"When gardeners use native plants, they can have beautiful landscapes." ― Dr. Douglas Tallamy
Left to right, they are two varieties of manzanita (arctostaphylos), a chamise (adenostoma fasciculatum), a false indigo (amorpha fruticosa) and a fern of the desert (lysiloma thornberi).
I got them at the Tree of Life Nursery. Plants like these can also sometimes be found for sale at places like the Fullerton Arboretum, the Shipley Nature Center or the Rancho Santa Ana Botanical Garden. I'm not sure what I'm going to do with them other than water them infrequently, fertilize them very lightly and plant them in a very rocky mix of stuff like decomposed granite and pumice.
Manzanita has the coolest bark of any tree on the planet. There's a myth, that I once believed, that it was illegal to own those, but in reality, it's just illegal to collect certain types and/or from certain places. They are tricky to train and grow, however. It is generally only safe to prune in late summer or early autumn. They are prone to disease, so before pruning, it is prudent to use a 10% bleach solution on your tools. In a pot, it should be watered only once every week or two. In the ground, maybe once a month. They grow fast, and die back significantly if you prune the roots significantly. The foliage isn't great material for bonsai, but the trunks and branches can make up for that.
The chamise is a really cool bush that grows naturally in the hills above my home, so I know that it will do well here and I want to eventually grow a lot more of those. This is a black diamond cultivar. The foliage is really tight and the trunks look aged even when they are small, so it might make a really cool bonsai.
The fern of the desert is a northern Mexico native. It won't do well in a shallow pot, and it doesn't cope well with cold temps, but it might make for a pretty good bunjin.
My false indigo probably needs to go into the ground for a couple of years. I will plant it in the spring and see what happens. It's a deciduous flowering plant, but so far, it's not losing any leaves.
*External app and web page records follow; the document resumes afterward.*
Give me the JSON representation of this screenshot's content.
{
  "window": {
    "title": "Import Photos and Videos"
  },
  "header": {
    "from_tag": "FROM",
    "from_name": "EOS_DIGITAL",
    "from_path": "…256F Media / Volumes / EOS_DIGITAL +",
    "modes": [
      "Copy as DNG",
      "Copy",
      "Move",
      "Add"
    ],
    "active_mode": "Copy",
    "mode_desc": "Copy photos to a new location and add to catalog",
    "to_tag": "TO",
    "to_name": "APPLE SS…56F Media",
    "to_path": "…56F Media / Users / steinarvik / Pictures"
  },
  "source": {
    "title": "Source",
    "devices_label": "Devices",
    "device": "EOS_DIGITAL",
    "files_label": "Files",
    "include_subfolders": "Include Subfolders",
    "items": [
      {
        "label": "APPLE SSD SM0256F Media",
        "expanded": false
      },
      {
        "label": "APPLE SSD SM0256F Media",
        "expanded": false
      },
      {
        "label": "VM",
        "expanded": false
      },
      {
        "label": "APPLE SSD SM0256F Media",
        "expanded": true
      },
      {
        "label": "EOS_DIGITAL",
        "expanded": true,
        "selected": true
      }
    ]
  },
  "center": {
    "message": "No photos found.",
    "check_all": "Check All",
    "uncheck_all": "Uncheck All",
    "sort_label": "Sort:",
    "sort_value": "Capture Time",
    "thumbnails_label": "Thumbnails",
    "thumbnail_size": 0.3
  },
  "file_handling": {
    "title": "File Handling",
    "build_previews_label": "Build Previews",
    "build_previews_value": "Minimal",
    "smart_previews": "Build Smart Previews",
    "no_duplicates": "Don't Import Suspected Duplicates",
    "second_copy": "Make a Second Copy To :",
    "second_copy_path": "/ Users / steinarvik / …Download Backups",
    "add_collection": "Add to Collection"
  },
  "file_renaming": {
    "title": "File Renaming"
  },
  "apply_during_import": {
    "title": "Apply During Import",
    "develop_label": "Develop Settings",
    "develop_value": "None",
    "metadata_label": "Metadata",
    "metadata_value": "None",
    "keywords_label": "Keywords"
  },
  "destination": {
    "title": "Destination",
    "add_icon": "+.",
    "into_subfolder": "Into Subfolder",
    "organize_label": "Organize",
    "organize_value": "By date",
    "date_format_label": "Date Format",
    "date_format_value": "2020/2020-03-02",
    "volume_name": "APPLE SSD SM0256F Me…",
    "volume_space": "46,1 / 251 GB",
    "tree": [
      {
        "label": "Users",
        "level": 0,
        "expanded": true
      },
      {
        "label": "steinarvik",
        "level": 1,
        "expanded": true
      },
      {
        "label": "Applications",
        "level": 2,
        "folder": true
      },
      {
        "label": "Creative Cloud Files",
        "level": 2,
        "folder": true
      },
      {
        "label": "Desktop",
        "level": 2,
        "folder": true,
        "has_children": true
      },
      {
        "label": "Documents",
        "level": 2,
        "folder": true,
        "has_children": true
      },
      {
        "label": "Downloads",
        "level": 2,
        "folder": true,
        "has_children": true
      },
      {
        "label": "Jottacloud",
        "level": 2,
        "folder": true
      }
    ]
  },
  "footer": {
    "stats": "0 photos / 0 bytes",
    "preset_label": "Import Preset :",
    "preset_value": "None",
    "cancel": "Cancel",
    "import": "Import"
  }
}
I'm thinking about buying some San Diego mahogany and California juniper. I'd also like to get some pinon pine, too, but that's more easily collected than bought. Hopefully, next year I'll have a couple of decent native species shohins, and they will be trees that few other people are working on, which will make it all the more interesting.